Ben John, 21, was convicted by a jury at Leicester Crown Court on 11th August 2021 of possessing information likely to be useful for preparing an act of terror — a charge that carries a maximum jail sentence of fifteen years. The prosecution told the court that the former De Montfort University student, who had collated 67,788 documents which contained a large quantity of National Socialist, white supremacist and antisemitic material, as well as information relating to a Satanic organisation, had previously failed to heed warnings by counter-terrorism officers. Lincolnshire Police had also said that Mr John “had become part of the Extreme Right Wing (XRW) online, and was studying Criminology with Psychology in Leicester when he was arrested”.
Nevertheless, Judge Timothy Spencer QC said that he believed that Mr John’s crime was likely to be an isolated incident and “an act of teenage folly”. He labelled Mr John as a “lonely individual with few if any true friends” who was “highly susceptible” to recruitment by others more prone to action. Judge Spencer went on to say that he was “not of the view that harm was likely to have been caused.”
Instead of jail, Judge Spencer instructed Mr John to return to him every four months in order to be tested on his reading of classic literature, urging him to read Dickens, Shakespeare, Austen, Trollope and Hardy. Mr John was also handed a two-year jail sentence suspended for two years plus a further year on licence, monitored by the probation service. Mr John was also given a five-year Serious Crime Prevention Order requiring him to stay in touch with the police and let them monitor his online activity and up to 30 days on a Healthy Identity Intervention programme.
Campaign Against Antisemitism and other groups condemned the sentence as a dangerous joke, and the Attorney General asked the Court of Appeal to review the “unduly lenient” sentence.
Earlier this month, Mr John appeared before the same judge to be tested on his reading. This was after an interview with Scout News in December, in which Mr John reportedly indicated that he had not even begun the reading. The Court of Appeal heard that Mr John had resumed his interest in far-right extremism within days of the original sentence last year. The Solicitor General, Alex Chalk QC, told the court: “We now know that within a week of giving an apparently sincere promise to the judge, he resumed his interest in the far-right. He began liking Nazi posts online and other extremist activity five days after promising the judge he had put it behind him.” He added that “some of the material accessed as recently as this month is very troubling.”

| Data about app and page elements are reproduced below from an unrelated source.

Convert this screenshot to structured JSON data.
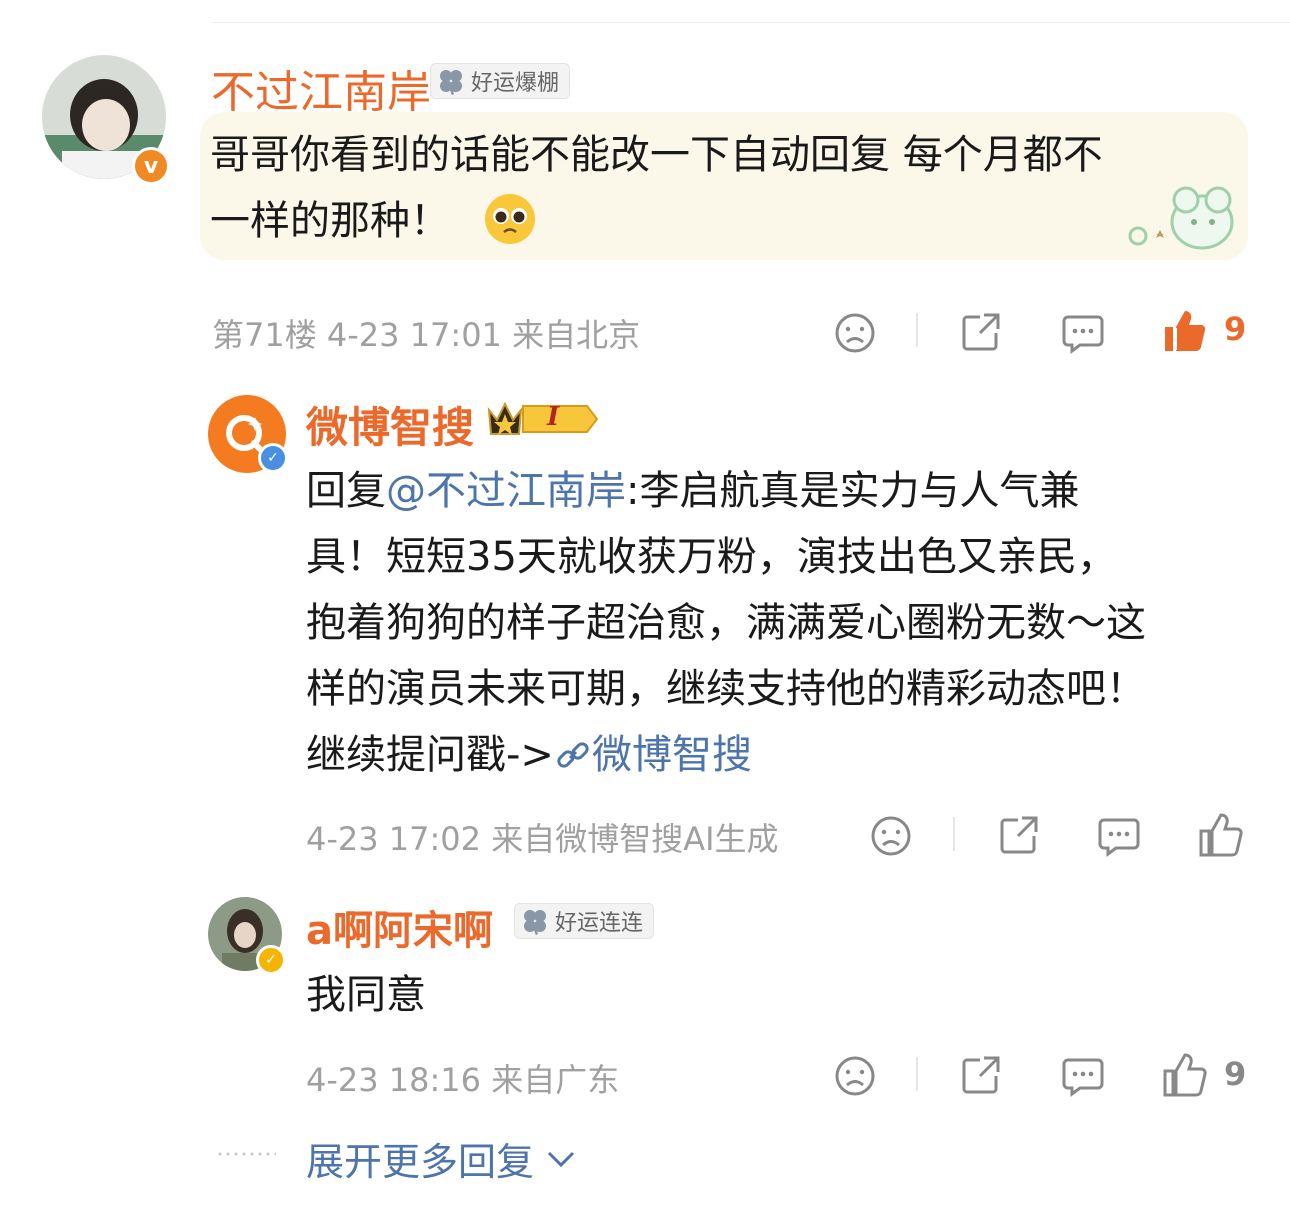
{
  "comment": {
    "author": "不过江南岸",
    "badge": "好运爆棚",
    "verify_mark": "v",
    "text_line1": "哥哥你看到的话能不能改一下自动回复 每个月都不",
    "text_line2": "一样的那种！",
    "emoji": "pleading-face-emoji",
    "meta": "第71楼  4-23 17:01  来自北京",
    "like_count": "9"
  },
  "replies": [
    {
      "author": "微博智搜",
      "level": "I",
      "reply_prefix": "回复",
      "mention": "@不过江南岸",
      "text_l1_rest": ":李启航真是实力与人气兼",
      "text_l2": "具！短短35天就收获万粉，演技出色又亲民，",
      "text_l3": "抱着狗狗的样子超治愈，满满爱心圈粉无数～这",
      "text_l4": "样的演员未来可期，继续支持他的精彩动态吧！",
      "text_l5_prefix": "继续提问戳->",
      "link_text": "微博智搜",
      "meta": "4-23 17:02  来自微博智搜AI生成"
    },
    {
      "author": "a啊阿宋啊",
      "badge": "好运连连",
      "text": "我同意",
      "meta": "4-23 18:16  来自广东",
      "like_count": "9"
    }
  ],
  "expand_label": "展开更多回复",
  "colors": {
    "name": "#eb6a2b",
    "link": "#4d74ab",
    "like_active": "#eb6a2b",
    "meta": "#a0a0a0"
  }
}
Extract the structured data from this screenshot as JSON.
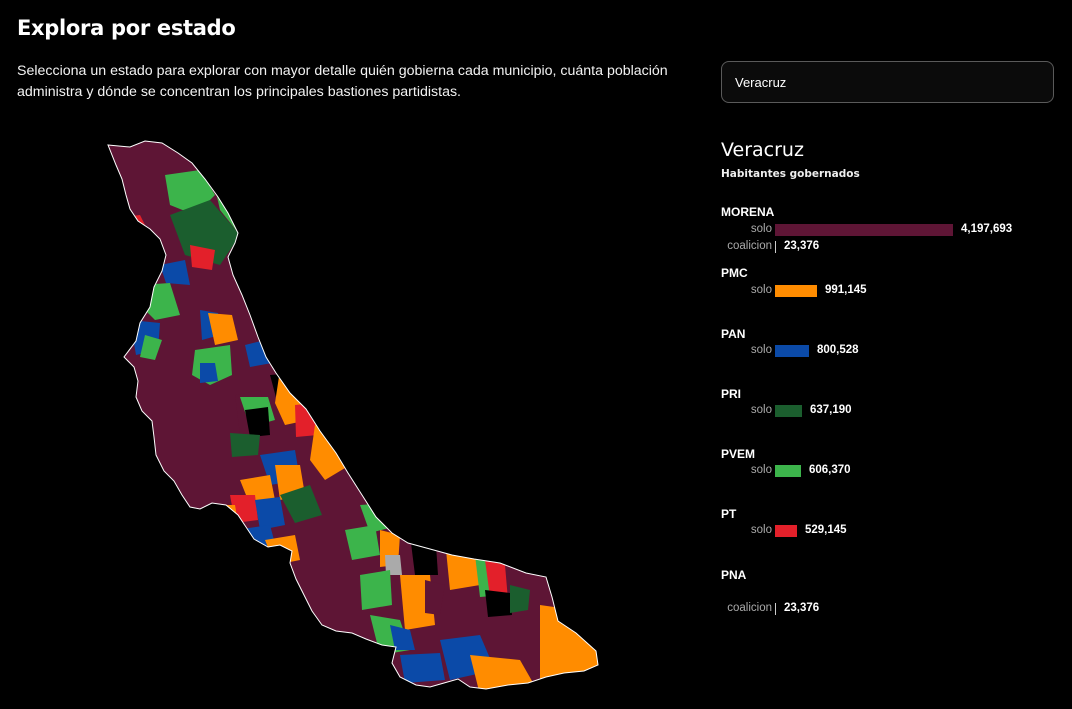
{
  "header": {
    "title": "Explora por estado",
    "intro_line1": "Selecciona un estado para explorar con mayor detalle quién gobierna cada municipio, cuánta población",
    "intro_line2": "administra y dónde se concentran los principales bastiones partidistas."
  },
  "state_select": {
    "value": "Veracruz"
  },
  "panel": {
    "state_name": "Veracruz",
    "subtitle": "Habitantes gobernados",
    "solo_label": "solo",
    "coalition_label": "coalicion"
  },
  "parties": [
    {
      "name": "MORENA",
      "color": "#5e1535",
      "solo": 4197693,
      "solo_text": "4,197,693",
      "coalition_text": "23,376"
    },
    {
      "name": "PMC",
      "color": "#ff8c00",
      "solo": 991145,
      "solo_text": "991,145"
    },
    {
      "name": "PAN",
      "color": "#0b4aa8",
      "solo": 800528,
      "solo_text": "800,528"
    },
    {
      "name": "PRI",
      "color": "#1b5e2e",
      "solo": 637190,
      "solo_text": "637,190"
    },
    {
      "name": "PVEM",
      "color": "#3cb44b",
      "solo": 606370,
      "solo_text": "606,370"
    },
    {
      "name": "PT",
      "color": "#e3202a",
      "solo": 529145,
      "solo_text": "529,145"
    },
    {
      "name": "PNA",
      "color": "#888888",
      "coalition_text": "23,376"
    }
  ],
  "map": {
    "label": "Mapa municipal de Veracruz"
  }
}
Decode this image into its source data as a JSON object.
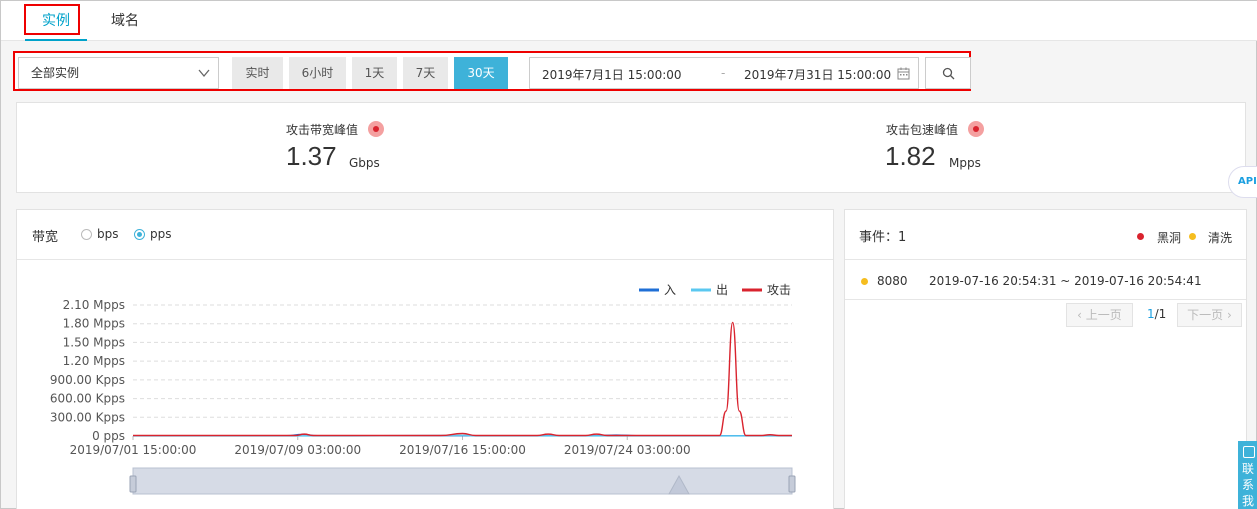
{
  "tabs": [
    {
      "label": "实例"
    },
    {
      "label": "域名"
    }
  ],
  "toolbar": {
    "instance_select": "全部实例",
    "ranges": [
      "实时",
      "6小时",
      "1天",
      "7天",
      "30天"
    ],
    "active_range": "30天",
    "date_start": "2019年7月1日 15:00:00",
    "date_sep": "-",
    "date_end": "2019年7月31日 15:00:00"
  },
  "stats": {
    "bandwidth": {
      "label": "攻击带宽峰值",
      "value": "1.37",
      "unit": "Gbps"
    },
    "packets": {
      "label": "攻击包速峰值",
      "value": "1.82",
      "unit": "Mpps"
    }
  },
  "api_tab": "API",
  "bandwidth_panel": {
    "title": "带宽",
    "options": [
      "bps",
      "pps"
    ],
    "selected": "pps"
  },
  "chart_data": {
    "type": "line",
    "y_ticks": [
      "2.10 Mpps",
      "1.80 Mpps",
      "1.50 Mpps",
      "1.20 Mpps",
      "900.00 Kpps",
      "600.00 Kpps",
      "300.00 Kpps",
      "0 pps"
    ],
    "y_values": [
      2100000,
      1800000,
      1500000,
      1200000,
      900000,
      600000,
      300000,
      0
    ],
    "ylim": [
      0,
      2100000
    ],
    "x_ticks": [
      "2019/07/01 15:00:00",
      "2019/07/09 03:00:00",
      "2019/07/16 15:00:00",
      "2019/07/24 03:00:00"
    ],
    "x_tick_days": [
      0,
      7.5,
      15,
      22.5
    ],
    "xlim_days": [
      0,
      30
    ],
    "grid": true,
    "legend_position": "top-right",
    "series": [
      {
        "name": "入",
        "color": "#1f6fd6",
        "points": [
          [
            0,
            5000
          ],
          [
            7,
            5000
          ],
          [
            7.7,
            25000
          ],
          [
            8.4,
            5000
          ],
          [
            21,
            5000
          ],
          [
            22,
            15000
          ],
          [
            23,
            5000
          ],
          [
            30,
            5000
          ]
        ]
      },
      {
        "name": "出",
        "color": "#5bc8f0",
        "points": [
          [
            0,
            2000
          ],
          [
            10,
            2000
          ],
          [
            15.2,
            10000
          ],
          [
            15.5,
            2000
          ],
          [
            30,
            2000
          ]
        ]
      },
      {
        "name": "攻击",
        "color": "#d9232e",
        "points": [
          [
            0,
            8000
          ],
          [
            7.4,
            8000
          ],
          [
            7.8,
            30000
          ],
          [
            8.2,
            8000
          ],
          [
            14,
            8000
          ],
          [
            15,
            40000
          ],
          [
            15.6,
            8000
          ],
          [
            18.4,
            8000
          ],
          [
            18.9,
            30000
          ],
          [
            19.4,
            8000
          ],
          [
            20.6,
            8000
          ],
          [
            21.1,
            30000
          ],
          [
            21.6,
            8000
          ],
          [
            26.7,
            8000
          ],
          [
            27.0,
            400000
          ],
          [
            27.3,
            1820000
          ],
          [
            27.6,
            400000
          ],
          [
            27.9,
            8000
          ],
          [
            28.6,
            8000
          ],
          [
            29,
            20000
          ],
          [
            29.4,
            8000
          ],
          [
            30,
            8000
          ]
        ]
      }
    ]
  },
  "events_panel": {
    "title": "事件：1",
    "legend": [
      {
        "label": "黑洞",
        "color": "#d9232e"
      },
      {
        "label": "清洗",
        "color": "#f5bd1f"
      }
    ],
    "rows": [
      {
        "port": "8080",
        "time": "2019-07-16 20:54:31 ~ 2019-07-16 20:54:41",
        "color": "#f5bd1f"
      }
    ],
    "pager": {
      "prev": "上一页",
      "current": "1",
      "total": "/1",
      "next": "下一页"
    }
  },
  "contact_tab": "联系我"
}
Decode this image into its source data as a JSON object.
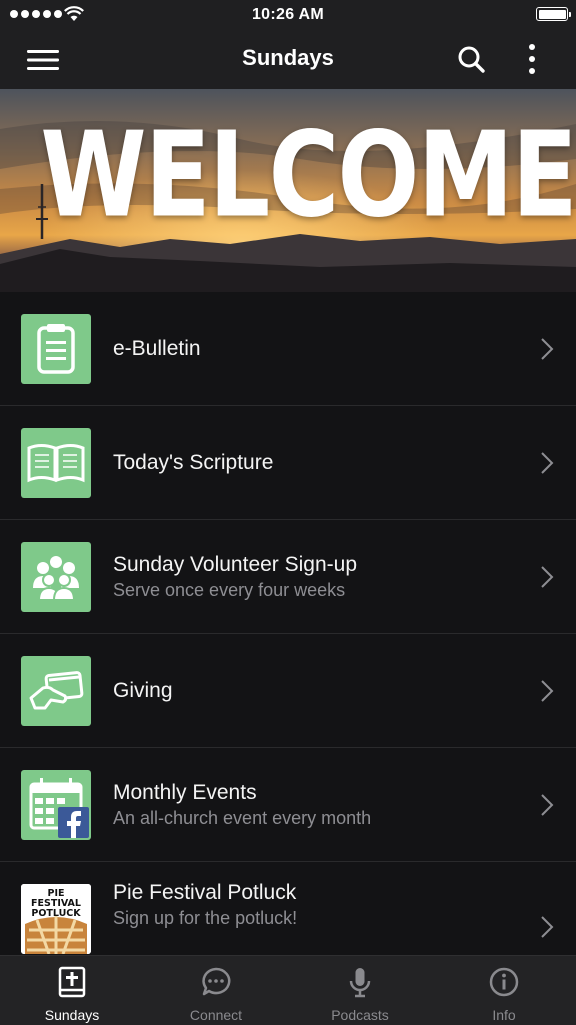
{
  "status_bar": {
    "time": "10:26 AM"
  },
  "nav": {
    "title": "Sundays"
  },
  "hero": {
    "text": "WELCOME"
  },
  "items": [
    {
      "title": "e-Bulletin",
      "subtitle": "",
      "icon": "clipboard-icon"
    },
    {
      "title": "Today's Scripture",
      "subtitle": "",
      "icon": "book-icon"
    },
    {
      "title": "Sunday Volunteer Sign-up",
      "subtitle": "Serve once every four weeks",
      "icon": "people-icon"
    },
    {
      "title": "Giving",
      "subtitle": "",
      "icon": "giving-card-icon"
    },
    {
      "title": "Monthly Events",
      "subtitle": "An all-church event every month",
      "icon": "calendar-facebook-icon"
    },
    {
      "title": "Pie Festival Potluck",
      "subtitle": "Sign up for the potluck!",
      "icon": "pie-festival-thumbnail",
      "thumb_text": "PIE FESTIVAL POTLUCK"
    }
  ],
  "tabs": [
    {
      "label": "Sundays",
      "icon": "bible-icon",
      "active": true
    },
    {
      "label": "Connect",
      "icon": "chat-bubble-icon",
      "active": false
    },
    {
      "label": "Podcasts",
      "icon": "microphone-icon",
      "active": false
    },
    {
      "label": "Info",
      "icon": "info-icon",
      "active": false
    }
  ],
  "colors": {
    "accent_green": "#7fc98a",
    "background": "#131315",
    "bar": "#1f1f21"
  }
}
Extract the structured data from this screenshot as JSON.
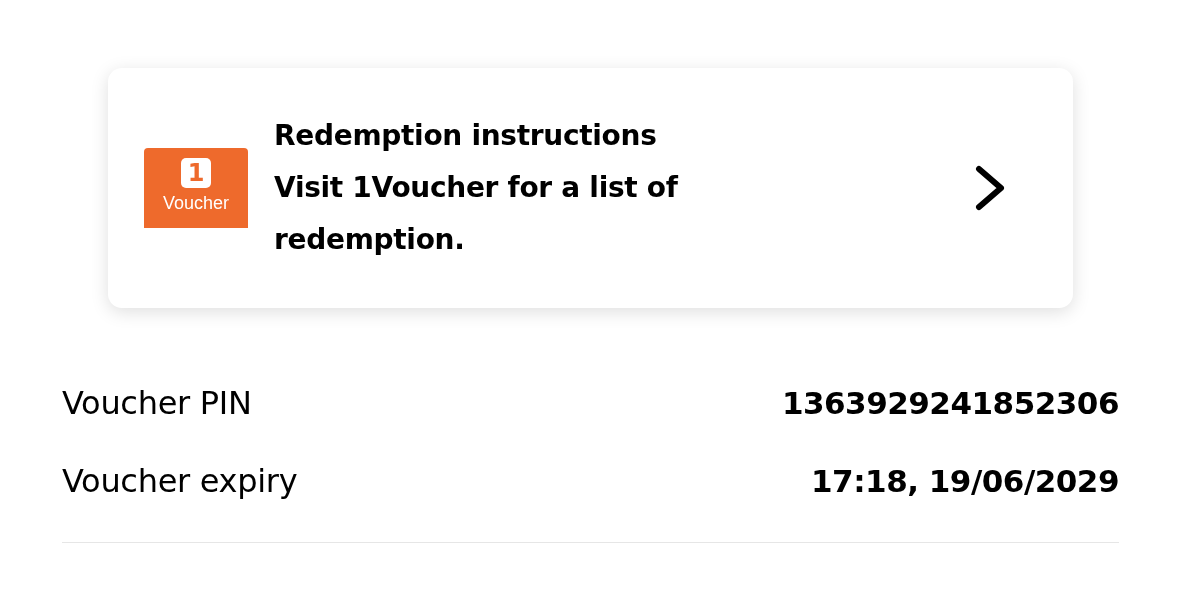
{
  "redemption_card": {
    "logo": {
      "mark": "1",
      "text": "Voucher"
    },
    "title": "Redemption instructions",
    "description": "Visit 1Voucher for a list of redemption."
  },
  "details": [
    {
      "label": "Voucher PIN",
      "value": "1363929241852306"
    },
    {
      "label": "Voucher expiry",
      "value": "17:18, 19/06/2029"
    }
  ]
}
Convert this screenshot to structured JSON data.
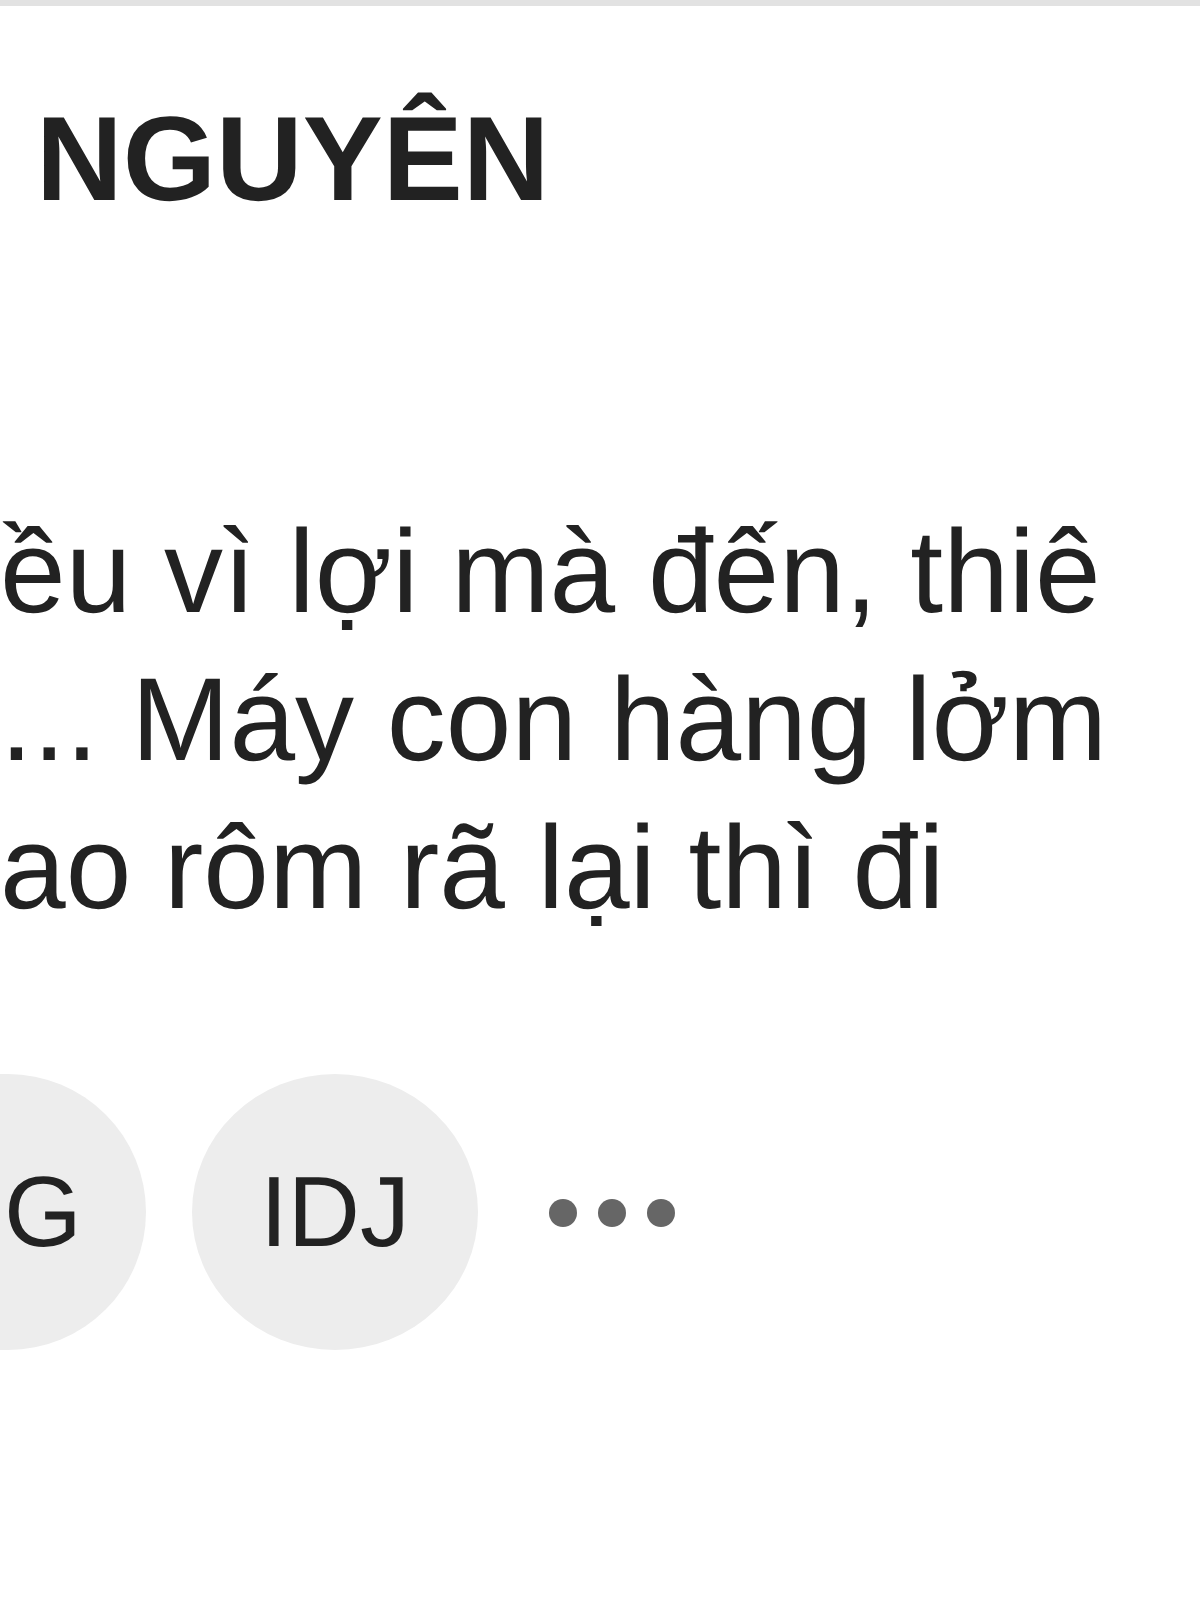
{
  "header": {
    "title": "NGUYÊN"
  },
  "post": {
    "lines": [
      "ều vì lợi mà đến, thiê",
      "... Máy con hàng lởm",
      "ao rôm rã lại thì đi"
    ]
  },
  "tags": [
    {
      "label": "G",
      "kind": "cut"
    },
    {
      "label": "IDJ",
      "kind": "full"
    }
  ]
}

In handing down judgement today, Lord Justice Holroyde said that the original judge’s intention to avoid having to jail Mr John was “understandable”, but concluded that “we are satisfied there must be a sentence of immediate imprisonment.”
Mr John was today therefore jailed for two years with a one-year extended licence. He will be eligible for release after spending two thirds of his prison sentence.
A spokesperson for Campaign Against Antisemitism said: “We know from hard experience that sometimes it takes time to get justice, but Ben John has today finally received an appropriate custodial sentence. The Attorney General was absolutely right to ask the Court of Appeal to review the pathetic original sentence. It was inexplicable that a man who collected nearly 70,000 neo-Nazi and terror-related documents could entirely avoid prison for crimes that carry a maximum jail term of fifteen years. Instead, Ben John left court with a mere suspended sentence and some English homework.
“The British public can sleep safer tonight knowing that the Court of Appeal has shown sense, rectified the alarming joke of a sentence originally handed down to Mr John, and jailed a dangerous individual.”
Campaign Against Antisemitism has been monitoring and acting against the threat from the far-right for years and continues to support the authorities following suit.
Image credit: Lincolnshire Police